Childcare is a good thing.
This is how I felt yesterday as I drove to the sitter’s house six hours after dropping E off for no particular reason other than to get to some writing, cleaning and posting stuff of Craigslist and Freecyle in the hopes of eventually seeing my basement floor again. Outside of one long jag when I went to the Weston A. Price Foundation conference, this was the longest I’d left my son with someone who wasn’t his dad. The sitter was a SAHM who runs a daycare but whose clients have all left for now while she’s waiting to have her baby. I knew that E would enjoy playing with her daughter and that she’d call me if anything went wrong.
I got a little bit of several things done, and I had two meals in peace. Nothing was completed 100%, which always seems to be the case. The childfree time always has an endpoint, and I’m so protective of it I hate to even take phone calls when my son is napping or with a sitter. I’m so used to multitasking with him around, I crave doing one thing at a time when he’s not.
Still, I loved the feeling of looking forward to seeing my boy after a big chunk of time apart, knowing I wouldn’t tell him we had to do one thing over another for the last few hours of our day, other than have dinner and go to bed.
We enjoyed traipsing around the sitter’s courtyard and then playing with fire engines at home. A year ago he wouldn’t leave my side, and now it’s wonderful to hear him ask to go back to the sitter’s house rather than ask to nurse five times an hour.

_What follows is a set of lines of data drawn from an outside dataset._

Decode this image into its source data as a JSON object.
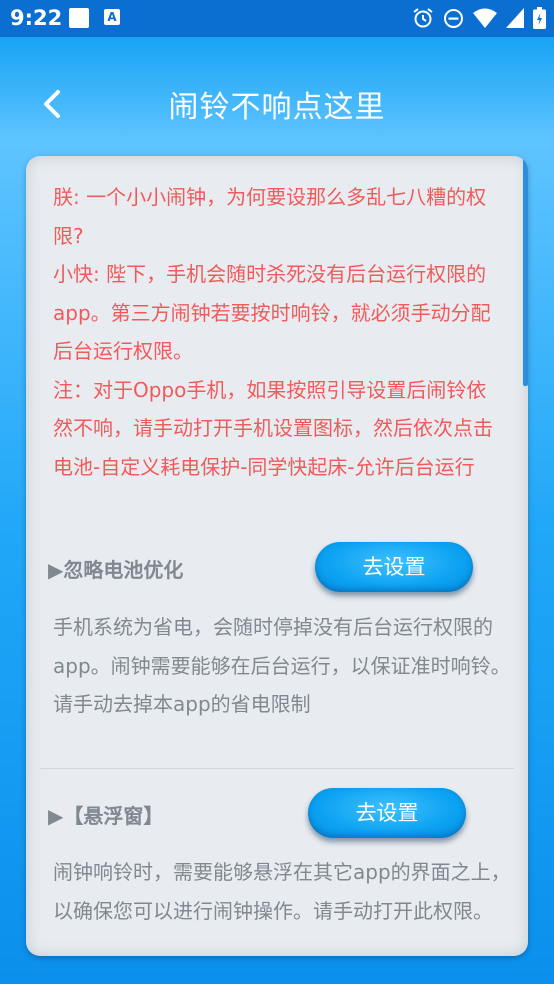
{
  "status_bar": {
    "time": "9:22",
    "notification_letter": "A",
    "icons": [
      "alarm-icon",
      "dnd-icon",
      "wifi-icon",
      "signal-icon",
      "battery-icon"
    ]
  },
  "header": {
    "title": "闹铃不响点这里",
    "back_icon": "chevron-left-icon"
  },
  "intro": {
    "lines": [
      "朕: 一个小小闹钟，为何要设那么多乱七八糟的权限?",
      "小快: 陛下，手机会随时杀死没有后台运行权限的app。第三方闹钟若要按时响铃，就必须手动分配后台运行权限。",
      "注：对于Oppo手机，如果按照引导设置后闹铃依然不响，请手动打开手机设置图标，然后依次点击 电池-自定义耗电保护-同学快起床-允许后台运行"
    ]
  },
  "sections": [
    {
      "title": "▶忽略电池优化",
      "button_label": "去设置",
      "description": "手机系统为省电，会随时停掉没有后台运行权限的app。闹钟需要能够在后台运行，以保证准时响铃。",
      "hint": "请手动去掉本app的省电限制"
    },
    {
      "title": "▶【悬浮窗】",
      "button_label": "去设置",
      "description": "闹钟响铃时，需要能够悬浮在其它app的界面之上，以确保您可以进行闹钟操作。请手动打开此权限。"
    }
  ],
  "colors": {
    "accent": "#0ca2f2",
    "warning_text": "#f05a5a",
    "muted_text": "#808890",
    "status_bar": "#0a6fd0"
  }
}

Yes, I thought, childcare is a good thing. I later read an essay in Mama, Ph.D. about a theater professor cringing at her 30-hour a week childcare schedule during a baby gymnastics class where some toddlers were there with nannies and others were there with moms who were aghast that a woman would leave her toddler for two hours. There are clearly a lot of positions on the spectrum. Another was the essay “Day-Care Depression” featured in the new XX Files column in the September 7, 2008 Washington Post Magazine, in which Doreen Oliver talked about the joy she found in eleven hours of childcare a week while her son got sad, so they took a break and made a switch.

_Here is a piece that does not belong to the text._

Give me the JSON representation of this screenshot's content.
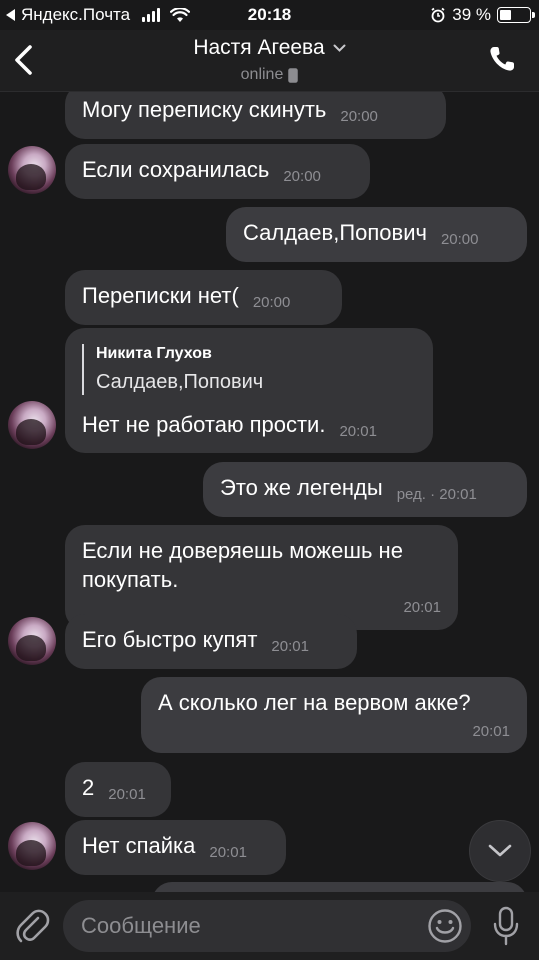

I feel very lucky to have found several folks my son has fun with and whom I trust. However, I’m constantly counting the minutes. So when my husband mentioned that he’d be home for the first hour of this morning’s four-hour nanny share (at our house) before leaving for a doctor’s appointment, I flipped out.
“We have to share the basement?! That’s not optimal,” I barked. In my childcare time-sheet, it’s lost time if I can’t be productive in the way I want to be when my son isn’t pulling my pantlegs. There were other things I could do — run errands, run a few miles — but I wanted to be able to set that agenda. Basically, Don’t F— with my free time, Dear.
Fast-forward a week…
I didn’t finish this post I started writing last week. Where did the time go!? Ha! Well, yesterday during my precious four hours of childcare time, I somewhat reluctantly headed over to a working-at-home moms meeting. I’d initially written off the meeting as just not an option since it was something I could have done with my son. Why pay someone to do something you can do with child in tow? But once I’d looked at the host’s web site, I realized she sounded like a cool person and a great professional connection to make and that it would probably do me good to stay in touch with other WAHMs in my immediate area. And the meeting was when it was.
“How long have you been working for yourself?” I asked the host. “When I looked at your web site, I felt like kneeling to bow, ‘I’m not worthy,'” I told her. She shared her journey of setting up her business pre-pregnancy and all the highs and lows since then.
My sense going into the meeting had been that all these other moms were doing real outside-the-home work and I was just dabbling to keep myself sane. But it turned out that we weren’t so far off from each other. In a little over an hour in one woman’s living room, I learned how three different moms balance the different parts of their lives and how they struggle with balance. Childcare took a good bit of our discussion time.
We talked about how our experiences with depression at different times have affected our work, our mothering and our marriages/partnerships. And I got to talk and listen without worrying about what my son was taking from another child or what books he was pulling off of someone’s shelves. There was an easygoing six-month-old in our midst, but all the toddlers and preschoolers were elsewhere. This meant we actually got to finish sentences, that is when I wasn’t interrupting people to add in some scintillating insight about how I could relate. (I think perhaps my son’s usual presence has helped me not dominate conversations so much. Hmm…)
Embarrassment over my lack of conversational restraint aside, it was great to share, both to hear stories and also share my own struggles such that one woman — the organizer of the group, in fact — sighed with relief, “I’m so glad to hear you say that. I thought it was just me.”
I’m coming to realize: it’s never just you, honey.